Standardized practices applied worldwide could greatly bolster AI’s efficacy in healthcare.
The ITU-WHO joint task force is well aware that AI, in its current iterations, isn’t a flawless tool for any application, medical or otherwise. As such, ensuring that certain industry-wide standards are put in place for those looking to create AI solutions for healthcare applications, to help overcome such limitations, is among FG-AI4H’s most notable goals for the near future. Thomas Wiegand, a professor at the Technical University of Berlin, the executive director of the Fraunhofer Heinrich Hertz Institute and chairperson of FG-AI4H, addressed this in a video interview when asked about challenges to worldwide AI healthcare implementations:
“We are seeing mostly limited projects where you have a given dataset and you develop your algorithm for it and then you report on what comes out,” Wiegand said. “The problem with that is, how does this generalize to worldwide data that are coming in for this algorithm?
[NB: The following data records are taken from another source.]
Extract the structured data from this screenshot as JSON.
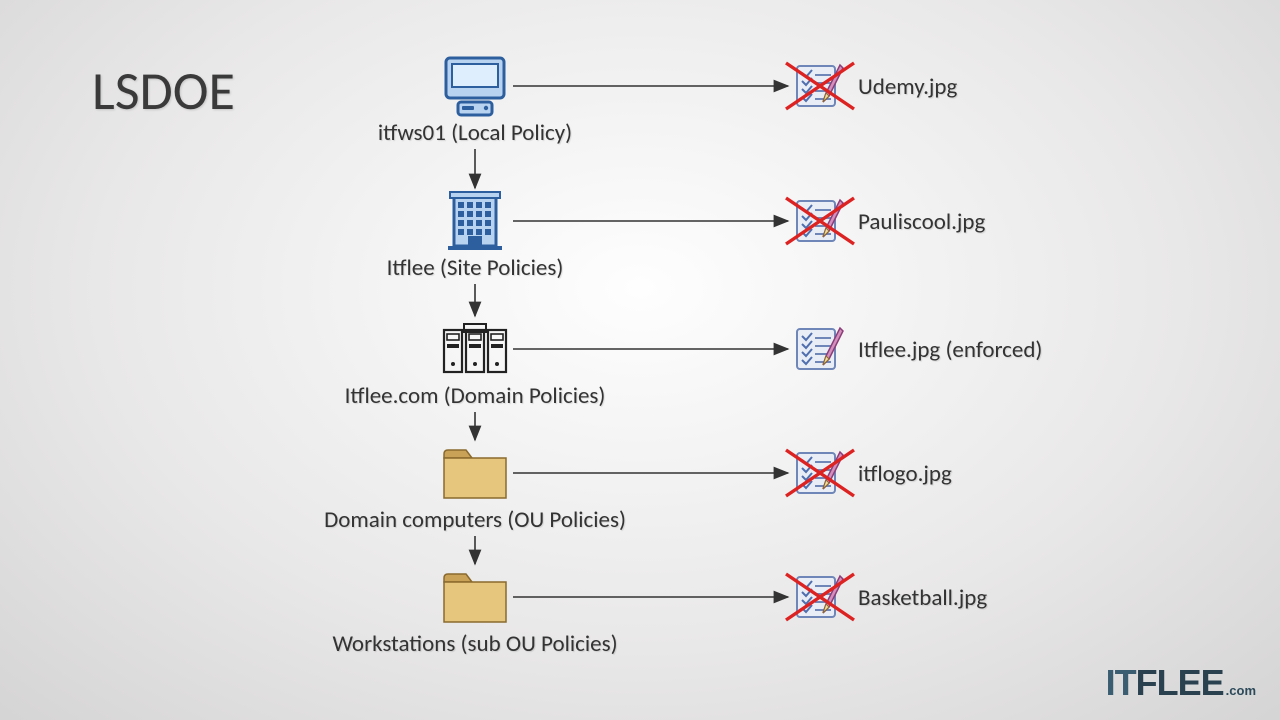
{
  "title": "LSDOE",
  "brand": {
    "it": "IT",
    "flee": "FLEE",
    "com": ".com"
  },
  "levels": [
    {
      "icon": "computer",
      "label": "itfws01 (Local Policy)",
      "gpo": "Udemy.jpg",
      "crossed": true
    },
    {
      "icon": "building",
      "label": "Itflee (Site Policies)",
      "gpo": "Pauliscool.jpg",
      "crossed": true
    },
    {
      "icon": "servers",
      "label": "Itflee.com (Domain Policies)",
      "gpo": "Itflee.jpg (enforced)",
      "crossed": false
    },
    {
      "icon": "folder",
      "label": "Domain computers (OU Policies)",
      "gpo": "itflogo.jpg",
      "crossed": true
    },
    {
      "icon": "folder",
      "label": "Workstations (sub OU Policies)",
      "gpo": "Basketball.jpg",
      "crossed": true
    }
  ],
  "layout": {
    "iconCenterX": 475,
    "rowTop": [
      55,
      190,
      318,
      442,
      566
    ],
    "gpoIconCenterX": 820,
    "gpoLabelLeft": 858
  }
}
We don’t know. And how does a regulator … make a recommendation on a particular algorithm when they don’t know how well it performs in a general sense?”
Wiegand went on to explain FG-AI4H’s intent to create global guidelines for approaching health problems using AI – similar to those developed by ISO and other standardization groups – as well as a broadly applicable rubric for assessing AI projects’ performances.
The future is unwritten – and rife with possibility
It’s important to note that the day when AI is a dominant feature of the healthcare industry – or any other sector, for that matter – is still a ways off in the future. It’ll be vital for governments to regulate medical AI and prevent its misuse. That being said, its current uses are nonetheless exciting and valuable. Hospital networks can bolster the effectiveness of their existing automation by using Appian’s Application Platform to design AI oversight apps for staff, as well as patient portals to improve their care experience.